Work request: Produce one exact copy of the records, no pictures.

%%

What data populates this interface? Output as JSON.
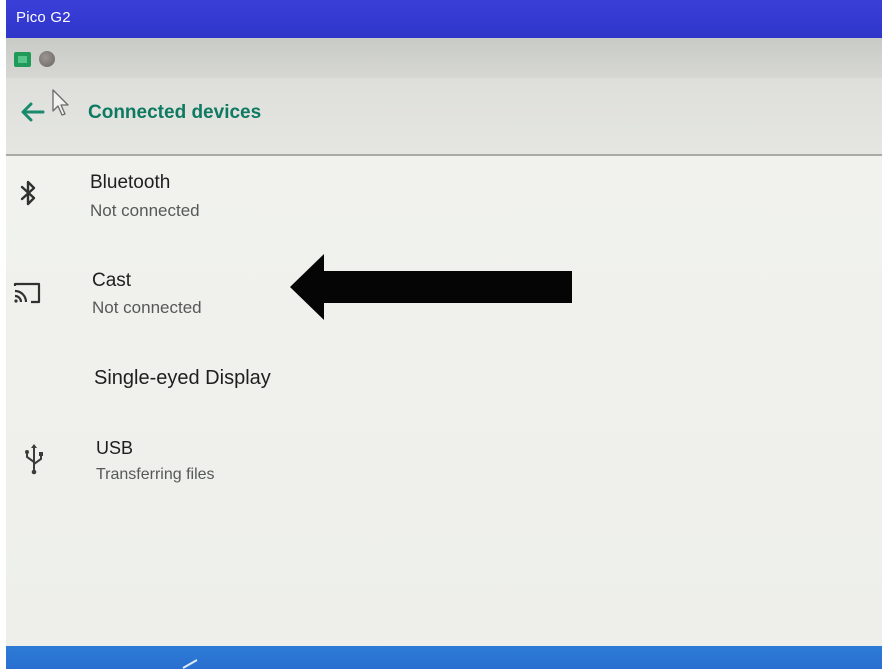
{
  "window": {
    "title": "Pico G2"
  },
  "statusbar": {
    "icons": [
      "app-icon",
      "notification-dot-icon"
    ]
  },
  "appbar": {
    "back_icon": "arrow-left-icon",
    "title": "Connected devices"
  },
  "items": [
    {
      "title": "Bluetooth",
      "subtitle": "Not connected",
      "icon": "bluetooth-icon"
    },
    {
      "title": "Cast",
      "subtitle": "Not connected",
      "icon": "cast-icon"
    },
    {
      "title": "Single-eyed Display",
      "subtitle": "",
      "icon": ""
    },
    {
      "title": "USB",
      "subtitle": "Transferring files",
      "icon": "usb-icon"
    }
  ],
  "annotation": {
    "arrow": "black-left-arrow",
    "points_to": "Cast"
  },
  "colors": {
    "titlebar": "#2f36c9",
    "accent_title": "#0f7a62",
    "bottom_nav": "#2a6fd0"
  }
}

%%

Result of this task:
What data populates this interface? Output as JSON.
{
  "window": {
    "title": "Pico G2"
  },
  "statusbar": {
    "icons": [
      "app-icon",
      "notification-dot-icon"
    ]
  },
  "appbar": {
    "back_icon": "arrow-left-icon",
    "title": "Connected devices"
  },
  "items": [
    {
      "title": "Bluetooth",
      "subtitle": "Not connected",
      "icon": "bluetooth-icon"
    },
    {
      "title": "Cast",
      "subtitle": "Not connected",
      "icon": "cast-icon"
    },
    {
      "title": "Single-eyed Display",
      "subtitle": "",
      "icon": ""
    },
    {
      "title": "USB",
      "subtitle": "Transferring files",
      "icon": "usb-icon"
    }
  ],
  "annotation": {
    "arrow": "black-left-arrow",
    "points_to": "Cast"
  },
  "colors": {
    "titlebar": "#2f36c9",
    "accent_title": "#0f7a62",
    "bottom_nav": "#2a6fd0"
  }
}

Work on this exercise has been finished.